Cutting people down or building people up?
Every day we have opportunities to cut people down or to build people up.
Which will we do?
Valerie Cade, the founder of Bully Free at Work writes, “Have you heard of the ‘Tall Poppy Syndrome?’ In Australia, where poppies grow, they for the most part grow to the same height. Every once in a while, one poppy grows higher than the rest. What do you think [the growers] do? You got it…they come along and chop the poppy down to match all the others. This is the same methodology a bully will take with…a high achiever. Workplace bullies by nature are very insecure people…. The insecurity of workplace bullies is far reaching. They feel socially inadequate, behaviorally and morally. While they present a public image of superiority, supremacy and bravado, underneath it all they feel profoundly inadequate. Workplace bullies, rather than facing their inferiorities, choose instead to lash out at people who threaten their superiority.”
Sherri Gordon applies similar perspective to the matter of bullying among children. She writes, “Sometimes envy rears its ugly head when a person feels a sense of inadequacy, emptiness or unworthiness. In these cases, kids want to close the gap between what others have and what they want. So the goal behind their bullying is to bolster their own feelings of self-esteem at the expense of another person.”

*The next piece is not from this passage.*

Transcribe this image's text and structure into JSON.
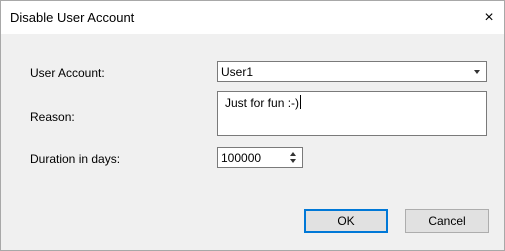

Interestingly, the first story in the Bible, following the account of the creation and fall, is a story of envy and cutting someone down in contrast to the call to look out for one another. Cain is jealous of his brother Able, so he strikes him down. When God asks Cain about the whereabouts of his brother, Cain ashes out, “Am I my brother’s keeper?” (In other words, ‘Do you expect me to look out for Cain like he looks out for his lost sheep?’) God says to him, “What have you done? Listen! Your brother’s blood cries out to me from the ground.”
There’s the contrast: We can cut others down, or we can look out for one another to build each other up. Which will it be from us?
I have often found myself challenged by a story Tom Wicker shares in his book, On Press, describing a lesson he learned when he was 23:
“As a correspondent for the Sandhill Citizen in Aberdeen, N.C., I covered a divorce case that involved one party who had futilely chased the other with an ax. It was the human comedy at its most ribald, and the courtroom rocked with laughter. I wrote a humorous account for page one. The next day I had a visitor: a worn-out woman whose haggard eyes were blazing. ‘Mr. Wicker,’ she said, ‘why did you think you had the right to make fun of me in your paper?’
“I have never forgotten that question. My story had exploited unhappiness for the amusement of others. I had made the woman something less than what she was—a human being. Seeing that, I saw, too, that I had not only done her an injury but had missed the story I should have written.”
So often, we, too, use our words to cut others down, but we have the opportunity to do something better. We have the opportunity to build people up rather than to cut them down.